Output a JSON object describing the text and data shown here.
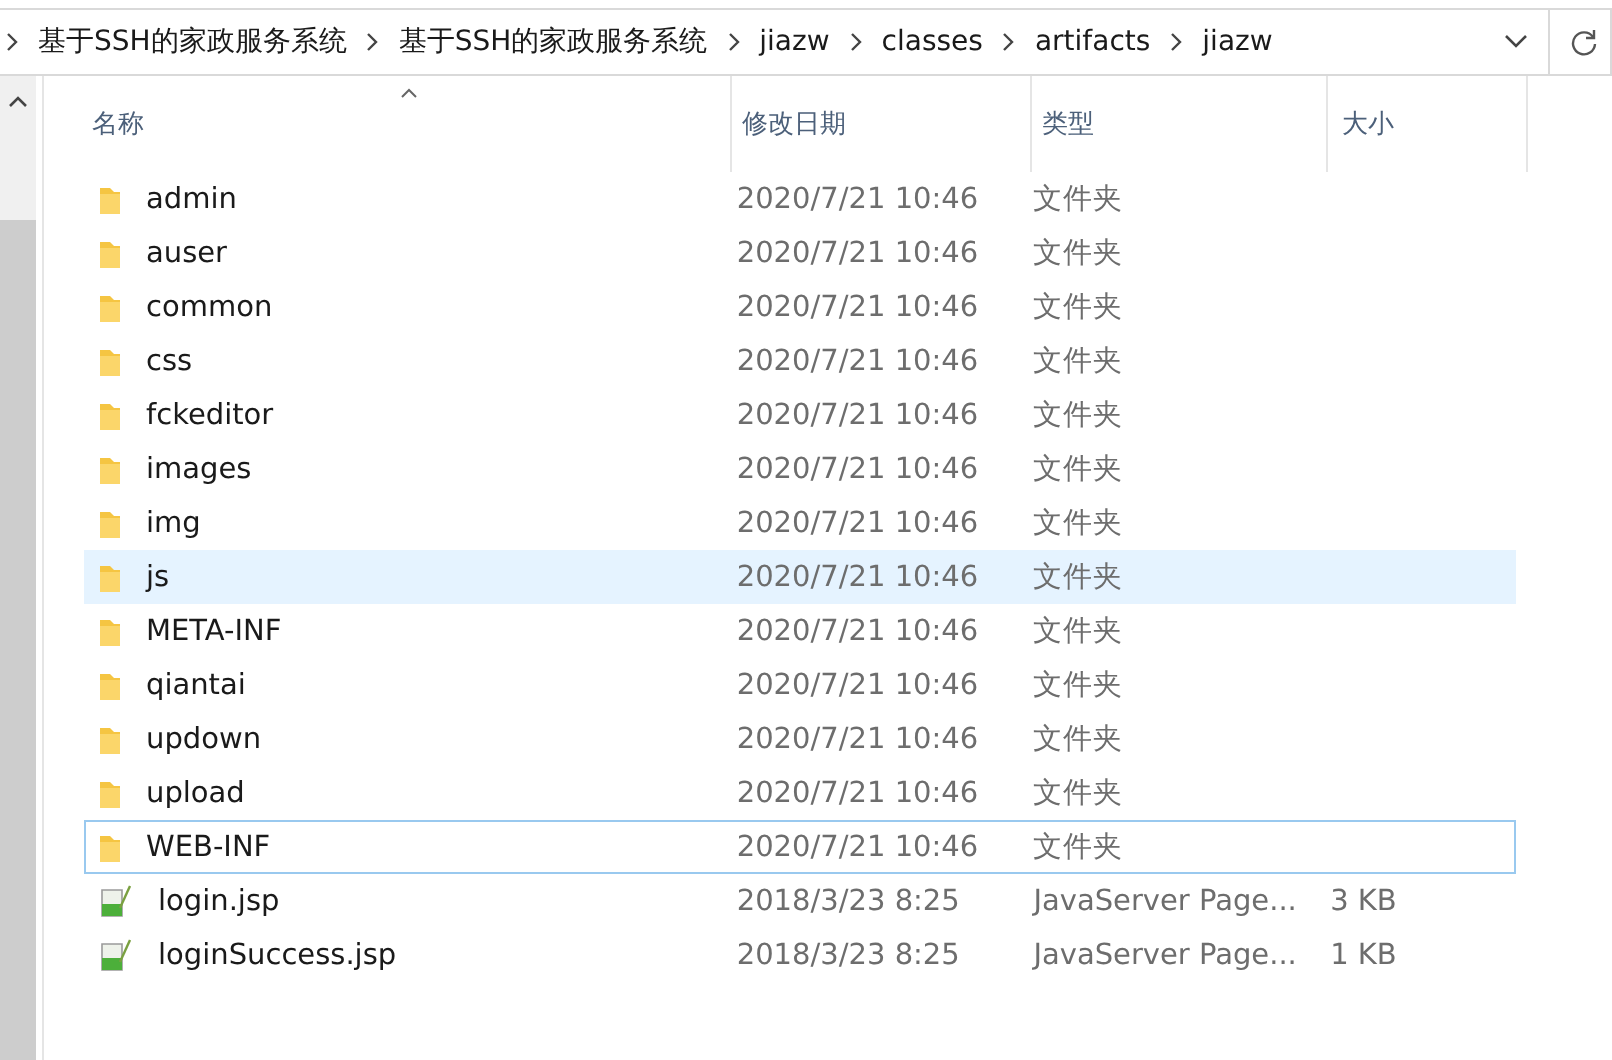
{
  "breadcrumb": [
    "基于SSH的家政服务系统",
    "基于SSH的家政服务系统",
    "jiazw",
    "classes",
    "artifacts",
    "jiazw"
  ],
  "columns": [
    {
      "label": "名称",
      "sorted": true
    },
    {
      "label": "修改日期",
      "sorted": false
    },
    {
      "label": "类型",
      "sorted": false
    },
    {
      "label": "大小",
      "sorted": false
    }
  ],
  "rows": [
    {
      "kind": "folder",
      "name": "admin",
      "date": "2020/7/21 10:46",
      "type": "文件夹",
      "highlighted": false,
      "focused": false
    },
    {
      "kind": "folder",
      "name": "auser",
      "date": "2020/7/21 10:46",
      "type": "文件夹",
      "highlighted": false,
      "focused": false
    },
    {
      "kind": "folder",
      "name": "common",
      "date": "2020/7/21 10:46",
      "type": "文件夹",
      "highlighted": false,
      "focused": false
    },
    {
      "kind": "folder",
      "name": "css",
      "date": "2020/7/21 10:46",
      "type": "文件夹",
      "highlighted": false,
      "focused": false
    },
    {
      "kind": "folder",
      "name": "fckeditor",
      "date": "2020/7/21 10:46",
      "type": "文件夹",
      "highlighted": false,
      "focused": false
    },
    {
      "kind": "folder",
      "name": "images",
      "date": "2020/7/21 10:46",
      "type": "文件夹",
      "highlighted": false,
      "focused": false
    },
    {
      "kind": "folder",
      "name": "img",
      "date": "2020/7/21 10:46",
      "type": "文件夹",
      "highlighted": false,
      "focused": false
    },
    {
      "kind": "folder",
      "name": "js",
      "date": "2020/7/21 10:46",
      "type": "文件夹",
      "highlighted": true,
      "focused": false
    },
    {
      "kind": "folder",
      "name": "META-INF",
      "date": "2020/7/21 10:46",
      "type": "文件夹",
      "highlighted": false,
      "focused": false
    },
    {
      "kind": "folder",
      "name": "qiantai",
      "date": "2020/7/21 10:46",
      "type": "文件夹",
      "highlighted": false,
      "focused": false
    },
    {
      "kind": "folder",
      "name": "updown",
      "date": "2020/7/21 10:46",
      "type": "文件夹",
      "highlighted": false,
      "focused": false
    },
    {
      "kind": "folder",
      "name": "upload",
      "date": "2020/7/21 10:46",
      "type": "文件夹",
      "highlighted": false,
      "focused": false
    },
    {
      "kind": "folder",
      "name": "WEB-INF",
      "date": "2020/7/21 10:46",
      "type": "文件夹",
      "highlighted": false,
      "focused": true
    },
    {
      "kind": "jsp",
      "name": "login.jsp",
      "date": "2018/3/23 8:25",
      "type": "JavaServer Page...",
      "size": "3 KB",
      "highlighted": false,
      "focused": false
    },
    {
      "kind": "jsp",
      "name": "loginSuccess.jsp",
      "date": "2018/3/23 8:25",
      "type": "JavaServer Page...",
      "size": "1 KB",
      "highlighted": false,
      "focused": false
    }
  ]
}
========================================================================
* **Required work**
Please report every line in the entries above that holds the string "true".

* **Solution for this problem**
      "sorted": true
      "highlighted": true,
      "focused": true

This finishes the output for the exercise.